• We would like to remind our members that this is a privately owned, run and supported forum. You are here at the invitation and discretion of the owners. As such, rules and standards of conduct will be applied that help keep this forum functioning as the owners desire. These include, but are not limited to, removing content and even access to the forum.

    Please give yourself a refresher on the forum rules you agreed to follow when you signed up.

Type of Decibel Units Used In Level Adjustments?


Simple question, but I cannot seem to find it definitively answered: are the dB (decibel) units used for the various level settings on the AX8 root-power quantities (20 log) or power quantities (10 log)? I assume power quantities, but would like to make certain. Probably doesn't mean a lot to many people, but it is helpful for me to better understand exactly how much I am changing a signal level when I change it by +6 dB, is it twice as loud, or four times as loud?

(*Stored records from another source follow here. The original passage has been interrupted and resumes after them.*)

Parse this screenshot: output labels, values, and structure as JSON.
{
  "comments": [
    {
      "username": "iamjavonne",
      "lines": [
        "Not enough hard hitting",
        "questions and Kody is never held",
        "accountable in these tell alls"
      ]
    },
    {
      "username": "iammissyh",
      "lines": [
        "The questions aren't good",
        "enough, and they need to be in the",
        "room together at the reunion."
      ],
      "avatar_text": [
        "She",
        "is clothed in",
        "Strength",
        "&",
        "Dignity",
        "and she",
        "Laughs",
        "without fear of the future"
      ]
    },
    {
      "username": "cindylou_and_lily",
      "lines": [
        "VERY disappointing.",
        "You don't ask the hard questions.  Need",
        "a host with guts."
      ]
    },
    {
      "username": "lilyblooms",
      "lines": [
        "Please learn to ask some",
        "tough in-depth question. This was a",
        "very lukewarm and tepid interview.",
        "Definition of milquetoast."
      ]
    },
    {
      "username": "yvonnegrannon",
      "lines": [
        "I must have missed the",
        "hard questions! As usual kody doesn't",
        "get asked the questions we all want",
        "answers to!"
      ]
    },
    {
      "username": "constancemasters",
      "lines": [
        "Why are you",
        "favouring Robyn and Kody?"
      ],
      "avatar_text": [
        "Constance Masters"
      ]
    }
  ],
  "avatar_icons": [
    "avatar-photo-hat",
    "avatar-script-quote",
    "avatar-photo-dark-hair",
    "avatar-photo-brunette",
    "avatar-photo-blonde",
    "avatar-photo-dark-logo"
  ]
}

Fractal Audio Systems
Decibels are decibels. There is no such thing as "root-power decibels".

By definition a decibel (dB) is a ratio of two powers. The formula is 10 * log10(P1/P2) where P1 and P2 are the power of two signals, respectively.

In electronics, however, we usually manipulate and measure voltage levels. It's convenient to represent the ratio of two voltage levels in dB. To do this you would need to square the voltage to get the power (since P = V^2 / R). We also assume R = 1 for convenience. With a little math you get dB = 20 * log10(V1/V2).

Therefore if we reduce the voltage level of a signal by a factor of 0.1 then the signal is now -20 dB relative to before.

dB is simply an easy-to-read logarithmic-to-linear mapping. Music, human perception, and many other things in nature typically have a logarithmic response. The decay of, for example, a cymbal is logarithmic. If you plot this on a linear axis it's hard to display because of the dynamic range. But if you use a logarithmic axis you "compress" the data into something that's easier to view. Decibels are just a widely accepted mapping. You could use any base for the log; log2, ln, etc but since we have 10 fingers log10 is nice.

The point is that X dB is X dB. If you reduce a signal by 20 dB you've reduced it's voltage to 10% of what it was previously. You also reduced it's power to 1% of what it was previously. These are the same things: 20 * log10(0.1) = 10 * log10(0.01).
Top Bottom